Background : plasmodium falciparum is responsible for most malaria cases on Mayotte Island, in the Comorian Archipelago. Malaria is endemic and a major public health problem in the archipelago with an intense, stable and permanent transmission. This study reports results of 8 years of malaria surveillance from 2007 to 2014 after the strengthening of malaria control activities in Mayotte and the neighbouring islands. Methods : surveillance was based on physicians" reports of malaria cases between January 2007 and December 2014. Malaria cases were confirmed by at least a positive rapid diagnostic test and/or demonstration of Plasmodium sp. in a blood smear. The date, and the patients" age, sex, address, presentation of symptoms, biology, treatment and recent history of travel were collected by verbal questioning during consultation and/or hospitalization. Monthly rainfall data were also compiled during the study period. Results : from 2007 to 2014, 2073 cases were reported on Mayotte Island: 977 imported cases, 807 autochthonous cases and 289 cases of unknown origin. The total malaria annual parasite incidence lowered from 3.0 in 2007 to 0.07 per 1,000 inhabitants in 2014 as the autochthonous malaria incidence decreased from 1.6 to 0.004 per 1,000 inhabitants in the same period and in all age groups. Most of the imported cases came from Comoros (94 %). Severe forms represented approximately 11 % of cases, and only two deaths have been recorded among the imported cases. Approximately 19 % of cases were hospitalized (3 % in an intensive care unit). There is clearly a decrease in malaria transmission in Mayotte since 2007 and the goal of elimination seems more achievable than ever. In 2011, Mayotte entered the elimination phase when P. falciparum API passed under 1 case per 1,000 people at risk. Conclusions : the combination of vector control measures, active surveillance and case management, including effective treatment with artemisinin-based combination therapy, has been essential to achieve a present status of low and decreasing malaria transmission on the island. Mayotte has entered the elimination phase, but some goals remain to be accomplished before a programme re-orientation toward malaria elimination is contemplated. Moreover, a regional management policy is crucial because this would allow control measures to be targeted and based on a regional surveillance-response system rather than isolated.

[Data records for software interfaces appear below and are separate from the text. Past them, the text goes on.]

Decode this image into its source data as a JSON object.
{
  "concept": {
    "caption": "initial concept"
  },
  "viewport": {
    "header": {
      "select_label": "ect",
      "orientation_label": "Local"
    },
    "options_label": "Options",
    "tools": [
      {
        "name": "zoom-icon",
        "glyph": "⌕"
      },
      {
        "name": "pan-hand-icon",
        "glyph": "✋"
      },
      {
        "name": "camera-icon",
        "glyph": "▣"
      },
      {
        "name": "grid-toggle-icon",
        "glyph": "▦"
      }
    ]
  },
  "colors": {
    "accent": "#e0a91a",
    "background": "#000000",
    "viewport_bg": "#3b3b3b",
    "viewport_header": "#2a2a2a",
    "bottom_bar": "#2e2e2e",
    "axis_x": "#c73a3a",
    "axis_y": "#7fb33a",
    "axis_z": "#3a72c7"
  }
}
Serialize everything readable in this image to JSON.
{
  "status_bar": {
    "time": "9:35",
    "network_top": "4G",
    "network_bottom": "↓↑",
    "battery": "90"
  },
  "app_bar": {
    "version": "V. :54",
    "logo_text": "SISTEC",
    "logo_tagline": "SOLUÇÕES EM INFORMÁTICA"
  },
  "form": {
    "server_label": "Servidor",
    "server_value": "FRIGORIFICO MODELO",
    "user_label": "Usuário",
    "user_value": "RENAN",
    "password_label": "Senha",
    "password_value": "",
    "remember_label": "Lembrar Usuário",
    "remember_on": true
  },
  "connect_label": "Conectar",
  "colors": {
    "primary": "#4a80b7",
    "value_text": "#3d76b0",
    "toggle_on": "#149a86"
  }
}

Auteur : Maillard O, Lernout T, Olivier S, Achirafi A, Aubert L, Lepere JF, Thiria J, Pages F, Filleul L
Malaria Journal, 2015, vol. 14, n°. 1, p. 12 p.